## YOUR TASK
The goal is an unaltered copy of the records below, minus any images.

## RECORDS FOR THIS TASK
%%
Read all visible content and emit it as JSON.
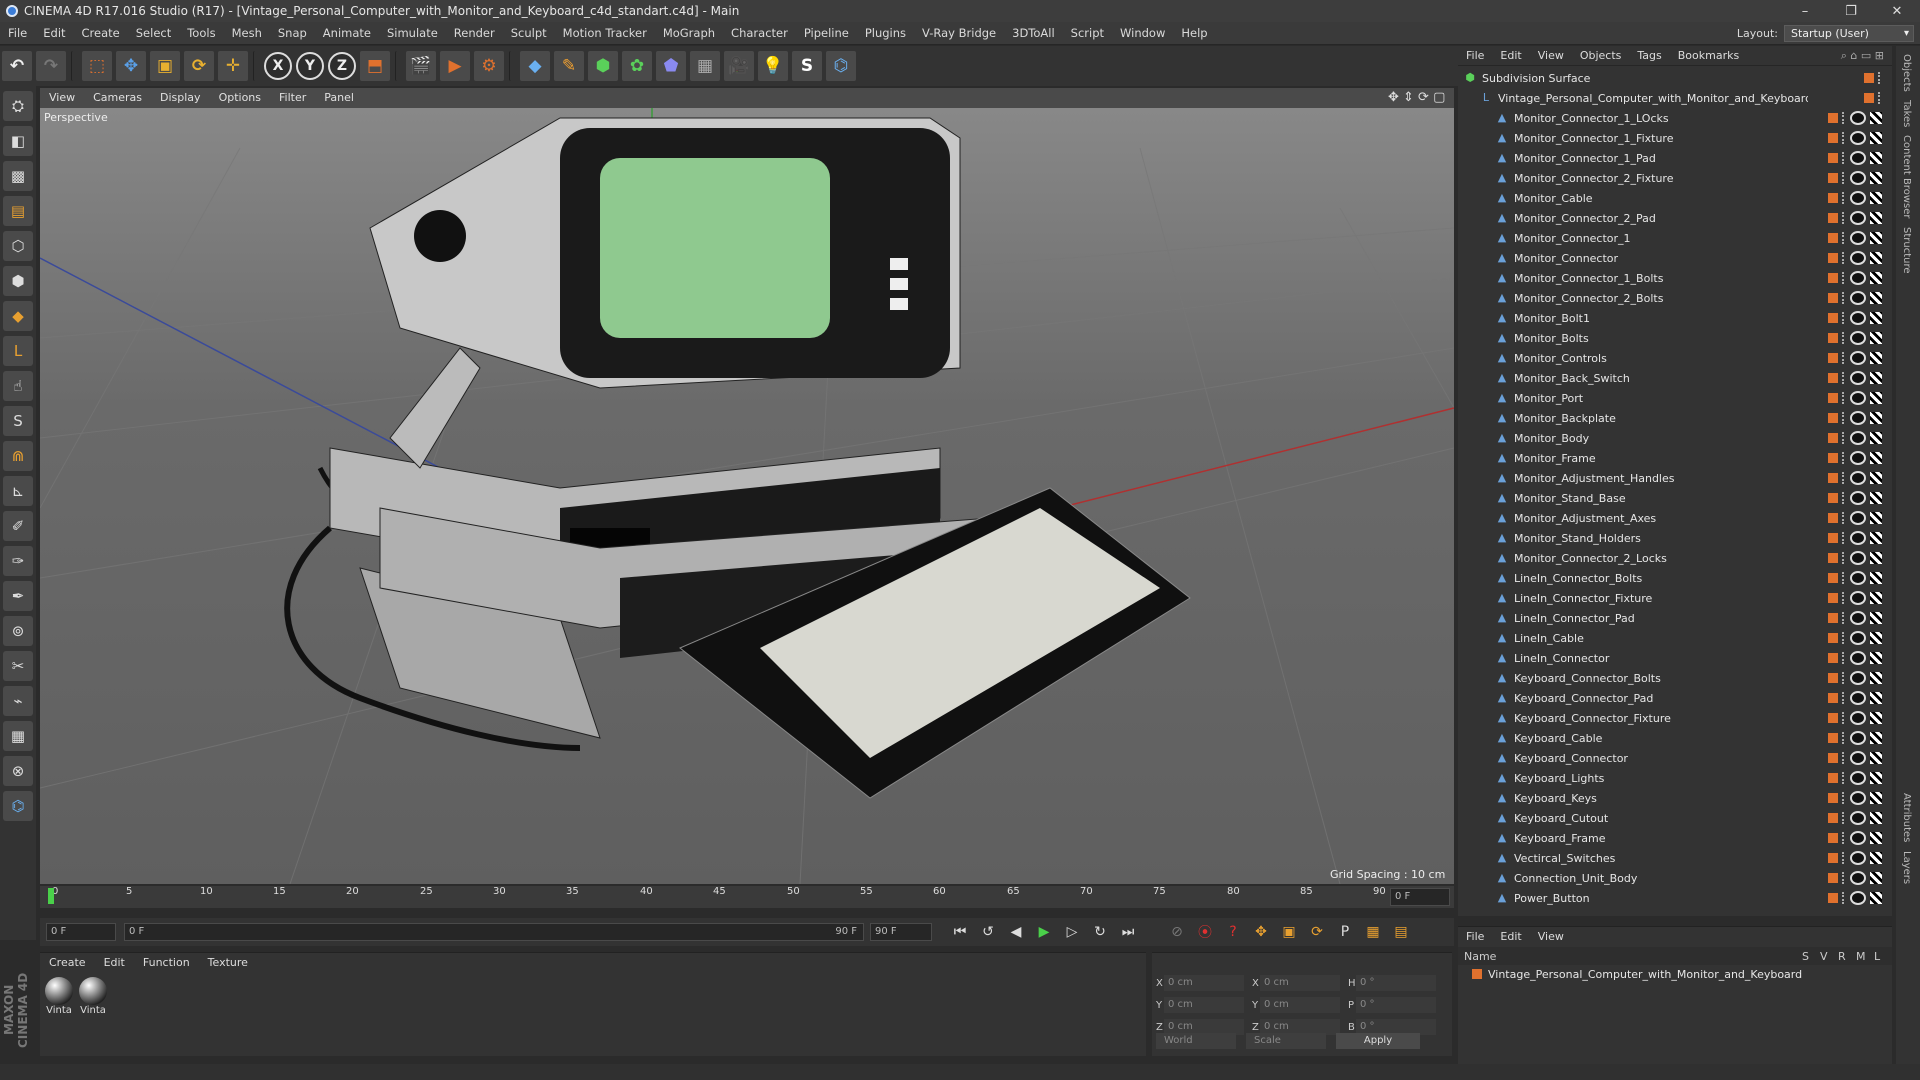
{
  "title": "CINEMA 4D R17.016 Studio (R17) - [Vintage_Personal_Computer_with_Monitor_and_Keyboard_c4d_standart.c4d] - Main",
  "menus": [
    "File",
    "Edit",
    "Create",
    "Select",
    "Tools",
    "Mesh",
    "Snap",
    "Animate",
    "Simulate",
    "Render",
    "Sculpt",
    "Motion Tracker",
    "MoGraph",
    "Character",
    "Pipeline",
    "Plugins",
    "V-Ray Bridge",
    "3DToAll",
    "Script",
    "Window",
    "Help"
  ],
  "layout": {
    "label": "Layout:",
    "value": "Startup (User)"
  },
  "viewport": {
    "menus": [
      "View",
      "Cameras",
      "Display",
      "Options",
      "Filter",
      "Panel"
    ],
    "label": "Perspective",
    "grid_spacing": "Grid Spacing : 10 cm"
  },
  "timeline": {
    "ticks": [
      "0",
      "5",
      "10",
      "15",
      "20",
      "25",
      "30",
      "35",
      "40",
      "45",
      "50",
      "55",
      "60",
      "65",
      "70",
      "75",
      "80",
      "85",
      "90"
    ],
    "current_frame": "0 F",
    "start_field": "0 F",
    "range_start": "0 F",
    "range_end": "90 F",
    "end_field": "90 F"
  },
  "materials": {
    "menus": [
      "Create",
      "Edit",
      "Function",
      "Texture"
    ],
    "items": [
      {
        "label": "Vinta"
      },
      {
        "label": "Vinta"
      }
    ]
  },
  "coords": {
    "rows": [
      {
        "a": "X",
        "v1": "0 cm",
        "b": "X",
        "v2": "0 cm",
        "c": "H",
        "v3": "0 °"
      },
      {
        "a": "Y",
        "v1": "0 cm",
        "b": "Y",
        "v2": "0 cm",
        "c": "P",
        "v3": "0 °"
      },
      {
        "a": "Z",
        "v1": "0 cm",
        "b": "Z",
        "v2": "0 cm",
        "c": "B",
        "v3": "0 °"
      }
    ],
    "world": "World",
    "scale": "Scale",
    "apply": "Apply"
  },
  "objects": {
    "menus": [
      "File",
      "Edit",
      "View",
      "Objects",
      "Tags",
      "Bookmarks"
    ],
    "root": "Subdivision Surface",
    "group": "Vintage_Personal_Computer_with_Monitor_and_Keyboard",
    "items": [
      "Monitor_Connector_1_LOcks",
      "Monitor_Connector_1_Fixture",
      "Monitor_Connector_1_Pad",
      "Monitor_Connector_2_Fixture",
      "Monitor_Cable",
      "Monitor_Connector_2_Pad",
      "Monitor_Connector_1",
      "Monitor_Connector",
      "Monitor_Connector_1_Bolts",
      "Monitor_Connector_2_Bolts",
      "Monitor_Bolt1",
      "Monitor_Bolts",
      "Monitor_Controls",
      "Monitor_Back_Switch",
      "Monitor_Port",
      "Monitor_Backplate",
      "Monitor_Body",
      "Monitor_Frame",
      "Monitor_Adjustment_Handles",
      "Monitor_Stand_Base",
      "Monitor_Adjustment_Axes",
      "Monitor_Stand_Holders",
      "Monitor_Connector_2_Locks",
      "LineIn_Connector_Bolts",
      "LineIn_Connector_Fixture",
      "LineIn_Connector_Pad",
      "LineIn_Cable",
      "LineIn_Connector",
      "Keyboard_Connector_Bolts",
      "Keyboard_Connector_Pad",
      "Keyboard_Connector_Fixture",
      "Keyboard_Cable",
      "Keyboard_Connector",
      "Keyboard_Lights",
      "Keyboard_Keys",
      "Keyboard_Cutout",
      "Keyboard_Frame",
      "Vectircal_Switches",
      "Connection_Unit_Body",
      "Power_Button"
    ]
  },
  "layers": {
    "menus": [
      "File",
      "Edit",
      "View"
    ],
    "headers": {
      "name": "Name",
      "cols": [
        "S",
        "V",
        "R",
        "M",
        "L"
      ]
    },
    "row": "Vintage_Personal_Computer_with_Monitor_and_Keyboard"
  },
  "sidetabs": [
    "Objects",
    "Takes",
    "Content Browser",
    "Structure",
    "Attributes",
    "Layers"
  ],
  "brand": "MAXON CINEMA 4D",
  "colors": {
    "accent": "#e0712e",
    "screen": "#8fc98f",
    "bg": "#333333"
  }
}
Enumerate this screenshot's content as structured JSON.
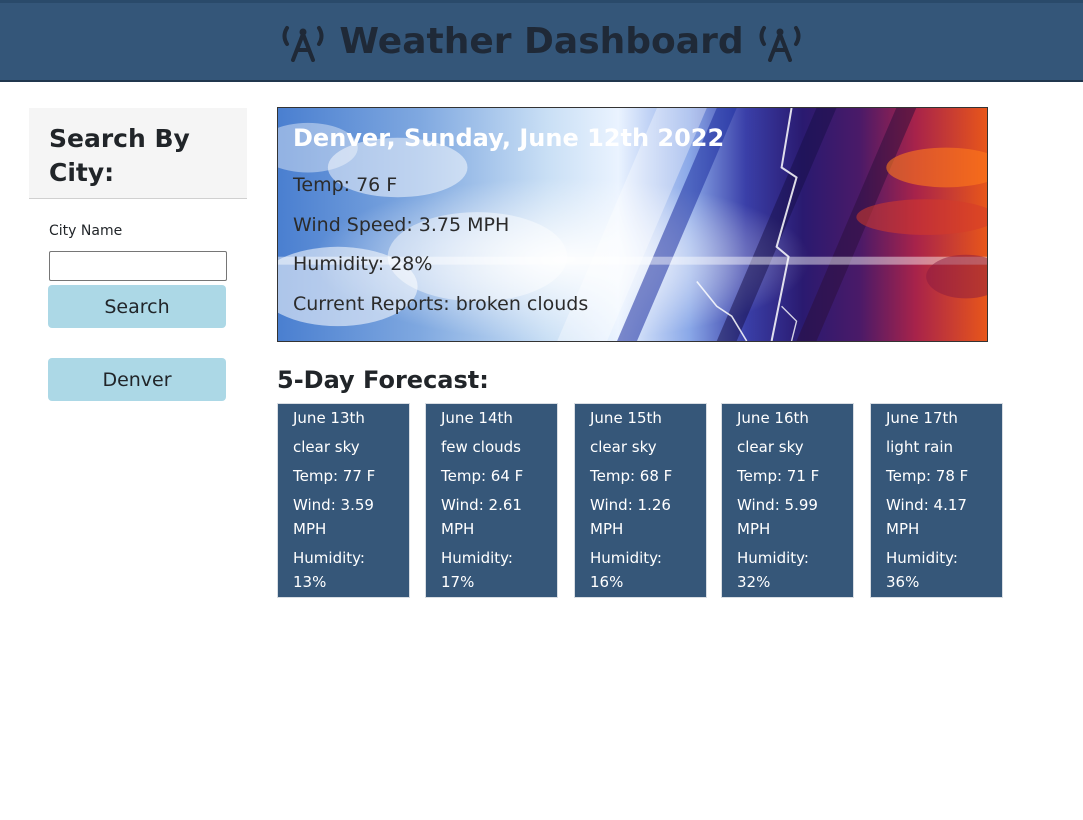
{
  "header": {
    "title": "Weather Dashboard",
    "left_icon": "antenna-icon",
    "right_icon": "antenna-icon"
  },
  "sidebar": {
    "title": "Search By City:",
    "input_label": "City Name",
    "input_value": "",
    "search_button": "Search",
    "history": [
      "Denver"
    ]
  },
  "current": {
    "title": "Denver, Sunday, June 12th 2022",
    "temp": "Temp: 76 F",
    "wind": "Wind Speed: 3.75 MPH",
    "humidity": "Humidity: 28%",
    "reports": "Current Reports: broken clouds"
  },
  "forecast": {
    "heading": "5-Day Forecast:",
    "days": [
      {
        "date": "June 13th",
        "desc": "clear sky",
        "temp": "Temp: 77 F",
        "wind": "Wind: 3.59 MPH",
        "humidity": "Humidity: 13%"
      },
      {
        "date": "June 14th",
        "desc": "few clouds",
        "temp": "Temp: 64 F",
        "wind": "Wind: 2.61 MPH",
        "humidity": "Humidity: 17%"
      },
      {
        "date": "June 15th",
        "desc": "clear sky",
        "temp": "Temp: 68 F",
        "wind": "Wind: 1.26 MPH",
        "humidity": "Humidity: 16%"
      },
      {
        "date": "June 16th",
        "desc": "clear sky",
        "temp": "Temp: 71 F",
        "wind": "Wind: 5.99 MPH",
        "humidity": "Humidity: 32%"
      },
      {
        "date": "June 17th",
        "desc": "light rain",
        "temp": "Temp: 78 F",
        "wind": "Wind: 4.17 MPH",
        "humidity": "Humidity: 36%"
      }
    ]
  },
  "colors": {
    "header_bg": "#345679",
    "card_bg": "#365779",
    "button_bg": "#acd8e6"
  }
}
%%
## WRITTEN REPLY
Read all visible content and emit it as JSON.
{
  "title": "CINEMA 4D R17.016 Studio (R17) - [Vintage_Personal_Computer_with_Monitor_and_Keyboard_c4d_standart.c4d] - Main",
  "menus": [
    "File",
    "Edit",
    "Create",
    "Select",
    "Tools",
    "Mesh",
    "Snap",
    "Animate",
    "Simulate",
    "Render",
    "Sculpt",
    "Motion Tracker",
    "MoGraph",
    "Character",
    "Pipeline",
    "Plugins",
    "V-Ray Bridge",
    "3DToAll",
    "Script",
    "Window",
    "Help"
  ],
  "layout": {
    "label": "Layout:",
    "value": "Startup (User)"
  },
  "viewport": {
    "menus": [
      "View",
      "Cameras",
      "Display",
      "Options",
      "Filter",
      "Panel"
    ],
    "label": "Perspective",
    "grid_spacing": "Grid Spacing : 10 cm"
  },
  "timeline": {
    "ticks": [
      "0",
      "5",
      "10",
      "15",
      "20",
      "25",
      "30",
      "35",
      "40",
      "45",
      "50",
      "55",
      "60",
      "65",
      "70",
      "75",
      "80",
      "85",
      "90"
    ],
    "current_frame": "0 F",
    "start_field": "0 F",
    "range_start": "0 F",
    "range_end": "90 F",
    "end_field": "90 F"
  },
  "materials": {
    "menus": [
      "Create",
      "Edit",
      "Function",
      "Texture"
    ],
    "items": [
      {
        "label": "Vinta"
      },
      {
        "label": "Vinta"
      }
    ]
  },
  "coords": {
    "rows": [
      {
        "a": "X",
        "v1": "0 cm",
        "b": "X",
        "v2": "0 cm",
        "c": "H",
        "v3": "0 °"
      },
      {
        "a": "Y",
        "v1": "0 cm",
        "b": "Y",
        "v2": "0 cm",
        "c": "P",
        "v3": "0 °"
      },
      {
        "a": "Z",
        "v1": "0 cm",
        "b": "Z",
        "v2": "0 cm",
        "c": "B",
        "v3": "0 °"
      }
    ],
    "world": "World",
    "scale": "Scale",
    "apply": "Apply"
  },
  "objects": {
    "menus": [
      "File",
      "Edit",
      "View",
      "Objects",
      "Tags",
      "Bookmarks"
    ],
    "root": "Subdivision Surface",
    "group": "Vintage_Personal_Computer_with_Monitor_and_Keyboard",
    "items": [
      "Monitor_Connector_1_LOcks",
      "Monitor_Connector_1_Fixture",
      "Monitor_Connector_1_Pad",
      "Monitor_Connector_2_Fixture",
      "Monitor_Cable",
      "Monitor_Connector_2_Pad",
      "Monitor_Connector_1",
      "Monitor_Connector",
      "Monitor_Connector_1_Bolts",
      "Monitor_Connector_2_Bolts",
      "Monitor_Bolt1",
      "Monitor_Bolts",
      "Monitor_Controls",
      "Monitor_Back_Switch",
      "Monitor_Port",
      "Monitor_Backplate",
      "Monitor_Body",
      "Monitor_Frame",
      "Monitor_Adjustment_Handles",
      "Monitor_Stand_Base",
      "Monitor_Adjustment_Axes",
      "Monitor_Stand_Holders",
      "Monitor_Connector_2_Locks",
      "LineIn_Connector_Bolts",
      "LineIn_Connector_Fixture",
      "LineIn_Connector_Pad",
      "LineIn_Cable",
      "LineIn_Connector",
      "Keyboard_Connector_Bolts",
      "Keyboard_Connector_Pad",
      "Keyboard_Connector_Fixture",
      "Keyboard_Cable",
      "Keyboard_Connector",
      "Keyboard_Lights",
      "Keyboard_Keys",
      "Keyboard_Cutout",
      "Keyboard_Frame",
      "Vectircal_Switches",
      "Connection_Unit_Body",
      "Power_Button"
    ]
  },
  "layers": {
    "menus": [
      "File",
      "Edit",
      "View"
    ],
    "headers": {
      "name": "Name",
      "cols": [
        "S",
        "V",
        "R",
        "M",
        "L"
      ]
    },
    "row": "Vintage_Personal_Computer_with_Monitor_and_Keyboard"
  },
  "sidetabs": [
    "Objects",
    "Takes",
    "Content Browser",
    "Structure",
    "Attributes",
    "Layers"
  ],
  "brand": "MAXON CINEMA 4D",
  "colors": {
    "accent": "#e0712e",
    "screen": "#8fc98f",
    "bg": "#333333"
  }
}
Enumerate this screenshot's content as structured JSON.
{
  "header": {
    "title": "Weather Dashboard",
    "left_icon": "antenna-icon",
    "right_icon": "antenna-icon"
  },
  "sidebar": {
    "title": "Search By City:",
    "input_label": "City Name",
    "input_value": "",
    "search_button": "Search",
    "history": [
      "Denver"
    ]
  },
  "current": {
    "title": "Denver, Sunday, June 12th 2022",
    "temp": "Temp: 76 F",
    "wind": "Wind Speed: 3.75 MPH",
    "humidity": "Humidity: 28%",
    "reports": "Current Reports: broken clouds"
  },
  "forecast": {
    "heading": "5-Day Forecast:",
    "days": [
      {
        "date": "June 13th",
        "desc": "clear sky",
        "temp": "Temp: 77 F",
        "wind": "Wind: 3.59 MPH",
        "humidity": "Humidity: 13%"
      },
      {
        "date": "June 14th",
        "desc": "few clouds",
        "temp": "Temp: 64 F",
        "wind": "Wind: 2.61 MPH",
        "humidity": "Humidity: 17%"
      },
      {
        "date": "June 15th",
        "desc": "clear sky",
        "temp": "Temp: 68 F",
        "wind": "Wind: 1.26 MPH",
        "humidity": "Humidity: 16%"
      },
      {
        "date": "June 16th",
        "desc": "clear sky",
        "temp": "Temp: 71 F",
        "wind": "Wind: 5.99 MPH",
        "humidity": "Humidity: 32%"
      },
      {
        "date": "June 17th",
        "desc": "light rain",
        "temp": "Temp: 78 F",
        "wind": "Wind: 4.17 MPH",
        "humidity": "Humidity: 36%"
      }
    ]
  },
  "colors": {
    "header_bg": "#345679",
    "card_bg": "#365779",
    "button_bg": "#acd8e6"
  }
}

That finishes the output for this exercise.